Some I hurried through – such as Malidoma’s story of his kidnapping at 4 years old and forced education for 17 years by Jesuit priests (whom I had held in much higher esteem than other priests – up until now).
The first part of the book is an idyllic / magical / fascinating story of growing up as a Dagara in a village in Burkina Faso, 50 some years ago.? His primary relationship was with his paternal grandfather, the head of the family and a gifted shaman.? We also learn a great deal about family organization and the compound they lived in, farming, and the stresses (increased and changed since then) of moving across centuries and cultures in one lifetime.? I took my time with this writing.
I could barely stand to read about his enforced education – turning him into a French man, and hopefully a priest, while carefully stripping away his African understandings.? And sure enough, included were the pedophiliac and cruel behaviors we have seen from priests around the planet.? It is very hard to respect that particular tribe now, and I hurried through this writing.
I began savoring this wonderfully rich and descriptive writing again when Malidoma fled the French Jesuits, and began his long walk home at nearly 21.? The richness continues through his return – with none of his own language or traditions.? All of that needed to be learned again – and then he was ready to be initiated – with the 13 and 14 year old boys of the tribe.? The magic and beauty and fear of the tests were powerful.

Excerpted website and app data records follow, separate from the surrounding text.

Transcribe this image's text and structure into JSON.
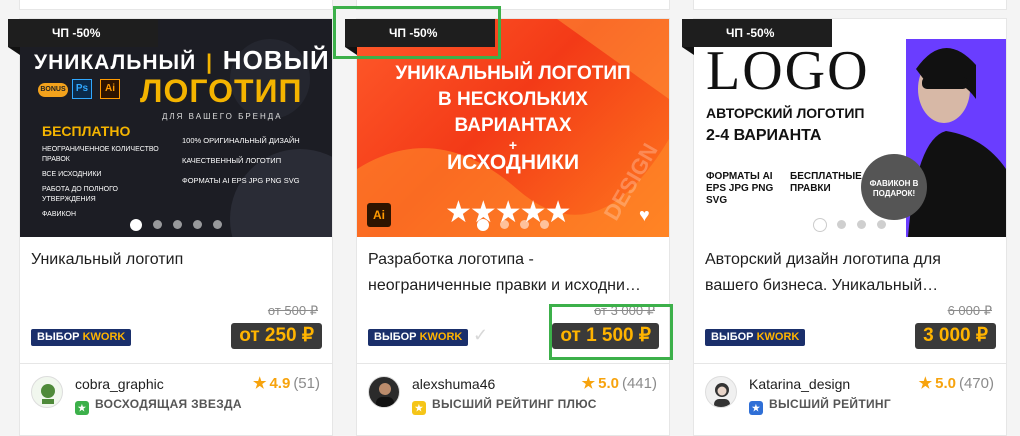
{
  "cards": [
    {
      "badge": "ЧП -50%",
      "cover": {
        "line1a": "УНИКАЛЬНЫЙ",
        "line1b": "НОВЫЙ",
        "line2": "ЛОГОТИП",
        "line3": "ДЛЯ ВАШЕГО БРЕНДА",
        "bonus": "BONUS",
        "free": "БЕСПЛАТНО",
        "left_items": [
          "НЕОГРАНИЧЕННОЕ КОЛИЧЕСТВО ПРАВОК",
          "ВСЕ ИСХОДНИКИ",
          "РАБОТА ДО ПОЛНОГО УТВЕРЖДЕНИЯ",
          "ФАВИКОН"
        ],
        "right_items": [
          "100% ОРИГИНАЛЬНЫЙ ДИЗАЙН",
          "КАЧЕСТВЕННЫЙ ЛОГОТИП",
          "ФОРМАТЫ AI EPS JPG PNG SVG"
        ]
      },
      "title": "Уникальный логотип",
      "old_price": "от 500 ₽",
      "price": "от 250 ₽",
      "choice_a": "ВЫБОР",
      "choice_b": "KWORK",
      "username": "cobra_graphic",
      "rating": "4.9",
      "reviews": "(51)",
      "level": "ВОСХОДЯЩАЯ ЗВЕЗДА"
    },
    {
      "badge": "ЧП -50%",
      "cover": {
        "line1": "УНИКАЛЬНЫЙ ЛОГОТИП",
        "line2": "В НЕСКОЛЬКИХ",
        "line3": "ВАРИАНТАХ",
        "plus": "+",
        "line4": "ИСХОДНИКИ",
        "ai": "Ai",
        "watermark": "DESIGN"
      },
      "title": "Разработка логотипа - неограниченные правки и исходни…",
      "old_price": "от 3 000 ₽",
      "price": "от 1 500 ₽",
      "choice_a": "ВЫБОР",
      "choice_b": "KWORK",
      "check": "✓",
      "username": "alexshuma46",
      "rating": "5.0",
      "reviews": "(441)",
      "level": "ВЫСШИЙ РЕЙТИНГ ПЛЮС"
    },
    {
      "badge": "ЧП -50%",
      "cover": {
        "logo": "LOGO",
        "author": "АВТОРСКИЙ ЛОГОТИП",
        "variants": "2-4 ВАРИАНТА",
        "formats": "ФОРМАТЫ AI EPS JPG PNG SVG",
        "edits": "БЕСПЛАТНЫЕ ПРАВКИ",
        "gift": "ФАВИКОН В ПОДАРОК!"
      },
      "title": "Авторский дизайн логотипа для вашего бизнеса. Уникальный…",
      "old_price": "6 000 ₽",
      "price": "3 000 ₽",
      "choice_a": "ВЫБОР",
      "choice_b": "KWORK",
      "username": "Katarina_design",
      "rating": "5.0",
      "reviews": "(470)",
      "level": "ВЫСШИЙ РЕЙТИНГ"
    }
  ],
  "colors": {
    "accent_price": "#ffb400",
    "choice_bg": "#1a2f6b",
    "star": "#f7a30d",
    "highlight": "#3cb04a",
    "level_rising": "#3cb04a",
    "level_plus": "#f5c518",
    "level_top": "#2f6fd6"
  }
}
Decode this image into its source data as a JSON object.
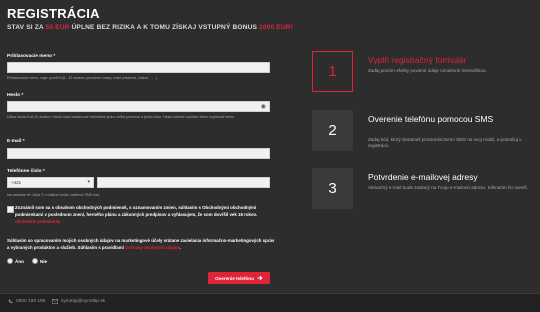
{
  "title": "REGISTRÁCIA",
  "subtitle": {
    "part1": "STAV SI ZA ",
    "amount1": "50 EUR",
    "part2": " ÚPLNE BEZ RIZIKA A K TOMU ZÍSKAJ VSTUPNÝ BONUS ",
    "amount2": "1000 EUR!"
  },
  "form": {
    "username_label": "Prihlasovacie meno *",
    "username_hint": "Prihlasovacie meno, napr. jozef24 (8 - 15 znakov, povolené znaky: malé písmena, číslice, . , - )",
    "password_label": "Heslo *",
    "password_hint": "Dĺžka hesla 6 až 20 znakov. Heslo musí obsahovať minimálne jedno veľké písmeno a jedno číslo. Heslo nesmie zahŕňať alebo kopírovať meno",
    "email_label": "E-mail *",
    "phone_label": "Telefónne číslo *",
    "phone_prefix": "+421",
    "phone_hint": "Na zaslanie tel. čísla Ti v ďalšom kroku zašleme SMS kód.",
    "terms_text": "Zoznámil som sa s obsahom obchodných podmienok, s oznamovaním zmien, súhlasím s Obchodnými obchodnými podmienkami v poslednom znení, herného plánu a zákonných predpisov a vyhlasujem, že som dovŕšil vek 18 rokov. ",
    "terms_link": "obchodné podmienky",
    "consent_text": "Súhlasím so spracovaním mojich osobných údajov na marketingové účely vrátane zasielania informačno-marketingových správ a vybraných produktov a služieb. Súhlasím s pravidlami ",
    "consent_link": "Ochrany osobných údajov",
    "consent_end": ".",
    "yes_label": "Áno",
    "no_label": "Nie",
    "submit_label": "Overenie telefónu"
  },
  "steps": [
    {
      "number": "1",
      "title": "Vyplň registračný formulár",
      "text": "Zadaj prosím všetky povinné údaje označené hviezdičkou."
    },
    {
      "number": "2",
      "title": "Overenie telefónu pomocou SMS",
      "text": "Zadaj kód, ktorý dostaneš prostredníctvom SMS na svoj mobil, a pokračuj v registrácii."
    },
    {
      "number": "3",
      "title": "Potvrdenie e-mailovej adresy",
      "text": "Aktivačný e-mail bude zaslaný na Tvoju e-mailovú adresu. Kliknutím ho overíš."
    }
  ],
  "footer": {
    "phone": "0800 198 198",
    "email": "synottip@synottip.sk"
  },
  "colors": {
    "accent": "#e02438",
    "background": "#2d2d2d"
  }
}
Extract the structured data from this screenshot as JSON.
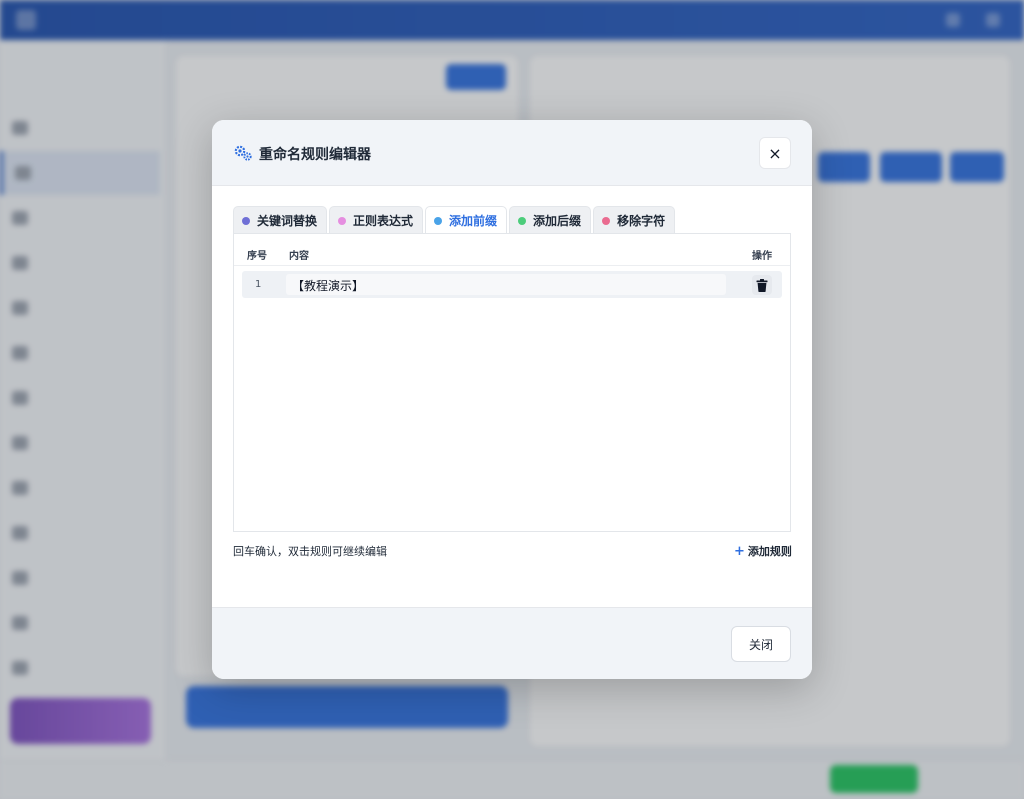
{
  "modal": {
    "title": "重命名规则编辑器",
    "close_symbol": "×",
    "tabs": [
      {
        "label": "关键词替换",
        "color": "#6f6fd6",
        "active": false
      },
      {
        "label": "正则表达式",
        "color": "#e58ee0",
        "active": false
      },
      {
        "label": "添加前缀",
        "color": "#4aa3e8",
        "active": true
      },
      {
        "label": "添加后缀",
        "color": "#4ccd7b",
        "active": false
      },
      {
        "label": "移除字符",
        "color": "#ea6b90",
        "active": false
      }
    ],
    "table": {
      "headers": {
        "index": "序号",
        "content": "内容",
        "action": "操作"
      },
      "rows": [
        {
          "index": "1",
          "content": "【教程演示】"
        }
      ]
    },
    "hint": "回车确认，双击规则可继续编辑",
    "add_rule_label": "添加规则",
    "footer_close_label": "关闭"
  },
  "colors": {
    "accent": "#2f6fe0",
    "header_bg": "#1f4fae"
  }
}
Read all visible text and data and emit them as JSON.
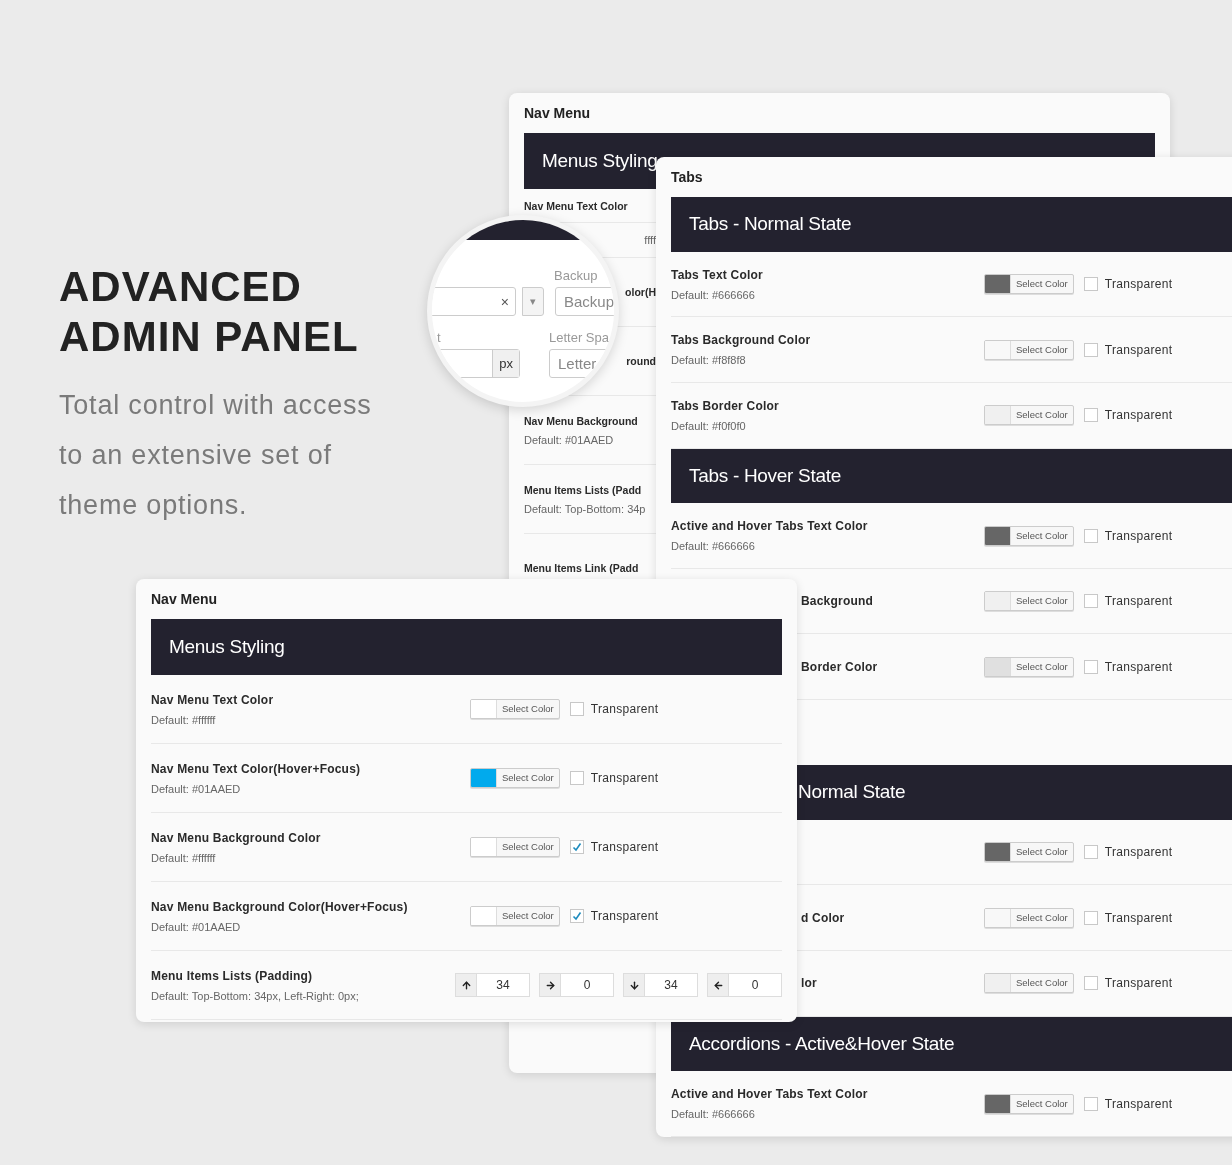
{
  "hero": {
    "title_lines": [
      "ADVANCED",
      "ADMIN PANEL"
    ],
    "subtitle": "Total control with access to an extensive set of theme options."
  },
  "back_panel": {
    "title": "Nav Menu",
    "header": "Menus Styling",
    "rows": [
      {
        "kind": "full",
        "label": "Nav Menu Text Color"
      },
      {
        "kind": "partial",
        "default": "ffff"
      },
      {
        "kind": "partial",
        "label": "olor(H"
      },
      {
        "kind": "partial",
        "label": "round"
      },
      {
        "kind": "full",
        "label": "Nav Menu Background",
        "default": "Default: #01AAED"
      },
      {
        "kind": "full",
        "label": "Menu Items Lists (Padd",
        "default": "Default: Top-Bottom: 34p"
      },
      {
        "kind": "full",
        "label": "Menu Items Link (Padd"
      }
    ]
  },
  "magnifier": {
    "select_label": "Backup",
    "select_clear": "×",
    "select_arrow": "▾",
    "backup_placeholder": "Backup",
    "px_label": "t",
    "px_addon": "px",
    "letter_label": "Letter Spa",
    "letter_placeholder": "Letter"
  },
  "tabs_panel": {
    "title": "Tabs",
    "sections": [
      {
        "kind": "full",
        "header": "Tabs - Normal State",
        "rows": [
          {
            "kind": "full",
            "label": "Tabs Text Color",
            "default": "Default: #666666",
            "color": "#666666",
            "button": "Select Color",
            "checkbox": "Transparent",
            "checked": false
          },
          {
            "kind": "full",
            "label": "Tabs Background Color",
            "default": "Default: #f8f8f8",
            "color": "#f8f8f8",
            "button": "Select Color",
            "checkbox": "Transparent",
            "checked": false
          },
          {
            "kind": "full",
            "label": "Tabs Border Color",
            "default": "Default: #f0f0f0",
            "color": "#f0f0f0",
            "button": "Select Color",
            "checkbox": "Transparent",
            "checked": false
          }
        ]
      },
      {
        "kind": "full",
        "header": "Tabs - Hover State",
        "rows": [
          {
            "kind": "full",
            "label": "Active and Hover Tabs Text Color",
            "default": "Default: #666666",
            "color": "#666666",
            "button": "Select Color",
            "checkbox": "Transparent",
            "checked": false
          },
          {
            "kind": "partial",
            "label": "Background",
            "color": "#f0f0f0",
            "button": "Select Color",
            "checkbox": "Transparent",
            "checked": false
          },
          {
            "kind": "partial",
            "label": "Border Color",
            "color": "#e0e0e0",
            "button": "Select Color",
            "checkbox": "Transparent",
            "checked": false
          }
        ]
      },
      {
        "kind": "partial",
        "header": "Normal State",
        "rows": [
          {
            "kind": "partial",
            "color": "#666666",
            "button": "Select Color",
            "checkbox": "Transparent",
            "checked": false
          },
          {
            "kind": "partial",
            "label": "d Color",
            "color": "#f8f8f8",
            "button": "Select Color",
            "checkbox": "Transparent",
            "checked": false
          },
          {
            "kind": "partial",
            "label": "lor",
            "color": "#f0f0f0",
            "button": "Select Color",
            "checkbox": "Transparent",
            "checked": false
          }
        ]
      },
      {
        "kind": "full",
        "header": "Accordions - Active&Hover State",
        "rows": [
          {
            "kind": "full",
            "label": "Active and Hover Tabs Text Color",
            "default": "Default: #666666",
            "color": "#666666",
            "button": "Select Color",
            "checkbox": "Transparent",
            "checked": false
          }
        ]
      }
    ]
  },
  "front_panel": {
    "title": "Nav Menu",
    "header": "Menus Styling",
    "rows": [
      {
        "kind": "color",
        "label": "Nav Menu Text Color",
        "default": "Default: #ffffff",
        "color": "#ffffff",
        "button": "Select Color",
        "checkbox": "Transparent",
        "checked": false
      },
      {
        "kind": "color",
        "label": "Nav Menu Text Color(Hover+Focus)",
        "default": "Default: #01AAED",
        "color": "#01aaed",
        "button": "Select Color",
        "checkbox": "Transparent",
        "checked": false
      },
      {
        "kind": "color",
        "label": "Nav Menu Background Color",
        "default": "Default: #ffffff",
        "color": "#ffffff",
        "button": "Select Color",
        "checkbox": "Transparent",
        "checked": true
      },
      {
        "kind": "color",
        "label": "Nav Menu Background Color(Hover+Focus)",
        "default": "Default: #01AAED",
        "color": "#ffffff",
        "button": "Select Color",
        "checkbox": "Transparent",
        "checked": true
      },
      {
        "kind": "padding",
        "label": "Menu Items Lists (Padding)",
        "default": "Default: Top-Bottom: 34px, Left-Right: 0px;",
        "inputs": [
          {
            "kind": "up",
            "value": "34"
          },
          {
            "kind": "right",
            "value": "0"
          },
          {
            "kind": "down",
            "value": "34"
          },
          {
            "kind": "left",
            "value": "0"
          }
        ]
      }
    ]
  }
}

He is an astonishing person – simply to have been able to learn, unlearn and re-learn so much in one lifetime.? Fascinating as a great read – powerful as a story of spiritual empowerment.